**What the exercise asks**
In the entries that follow, find every line containing "label" and copy it.

**Provided records**
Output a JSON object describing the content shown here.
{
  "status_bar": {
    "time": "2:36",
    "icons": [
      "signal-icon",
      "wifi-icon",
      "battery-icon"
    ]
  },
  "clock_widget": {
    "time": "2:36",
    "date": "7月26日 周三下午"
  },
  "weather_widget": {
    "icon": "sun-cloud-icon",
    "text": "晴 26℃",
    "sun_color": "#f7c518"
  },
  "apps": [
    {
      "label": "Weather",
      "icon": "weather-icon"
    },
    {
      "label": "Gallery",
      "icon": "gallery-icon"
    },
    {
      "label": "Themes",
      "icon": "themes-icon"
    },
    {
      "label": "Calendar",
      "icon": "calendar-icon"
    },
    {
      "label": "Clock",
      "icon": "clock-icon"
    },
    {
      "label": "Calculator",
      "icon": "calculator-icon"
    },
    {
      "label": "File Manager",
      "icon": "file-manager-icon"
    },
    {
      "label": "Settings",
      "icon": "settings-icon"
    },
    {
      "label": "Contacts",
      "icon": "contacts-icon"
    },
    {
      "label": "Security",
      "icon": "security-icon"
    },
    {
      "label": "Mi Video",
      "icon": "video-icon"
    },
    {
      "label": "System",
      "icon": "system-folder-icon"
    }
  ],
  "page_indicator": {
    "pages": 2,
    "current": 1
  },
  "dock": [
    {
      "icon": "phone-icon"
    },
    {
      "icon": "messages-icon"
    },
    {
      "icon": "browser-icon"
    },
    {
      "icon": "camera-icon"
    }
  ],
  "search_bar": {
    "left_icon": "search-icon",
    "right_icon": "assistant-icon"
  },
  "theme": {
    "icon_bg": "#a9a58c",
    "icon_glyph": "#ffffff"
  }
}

**Solution**
      "label": "Weather",
      "label": "Gallery",
      "label": "Themes",
      "label": "Calendar",
      "label": "Clock",
      "label": "Calculator",
      "label": "File Manager",
      "label": "Settings",
      "label": "Contacts",
      "label": "Security",
      "label": "Mi Video",
      "label": "System",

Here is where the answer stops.